INPUT DATA.
┄┄┄┄┄┄┄┄┄┄

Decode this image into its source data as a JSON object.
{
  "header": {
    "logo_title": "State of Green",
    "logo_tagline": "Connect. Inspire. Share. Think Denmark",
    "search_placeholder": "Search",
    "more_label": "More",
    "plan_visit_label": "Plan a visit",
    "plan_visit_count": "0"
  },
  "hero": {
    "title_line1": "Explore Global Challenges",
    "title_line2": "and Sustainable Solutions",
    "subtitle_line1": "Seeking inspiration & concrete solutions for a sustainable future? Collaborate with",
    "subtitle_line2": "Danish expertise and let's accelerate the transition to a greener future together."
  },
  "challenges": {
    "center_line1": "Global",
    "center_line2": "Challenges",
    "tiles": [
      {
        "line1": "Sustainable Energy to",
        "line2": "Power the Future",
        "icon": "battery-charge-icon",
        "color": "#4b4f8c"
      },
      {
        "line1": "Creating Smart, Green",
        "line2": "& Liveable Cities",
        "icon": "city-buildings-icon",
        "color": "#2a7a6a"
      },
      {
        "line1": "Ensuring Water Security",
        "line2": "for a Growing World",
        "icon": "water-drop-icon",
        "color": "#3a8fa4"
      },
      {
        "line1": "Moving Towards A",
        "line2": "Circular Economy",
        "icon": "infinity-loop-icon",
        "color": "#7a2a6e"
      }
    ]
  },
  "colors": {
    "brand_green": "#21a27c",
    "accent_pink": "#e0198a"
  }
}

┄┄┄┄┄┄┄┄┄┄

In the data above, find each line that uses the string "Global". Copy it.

WRITTEN SOLUTION.
    "title_line1": "Explore Global Challenges",
    "center_line1": "Global",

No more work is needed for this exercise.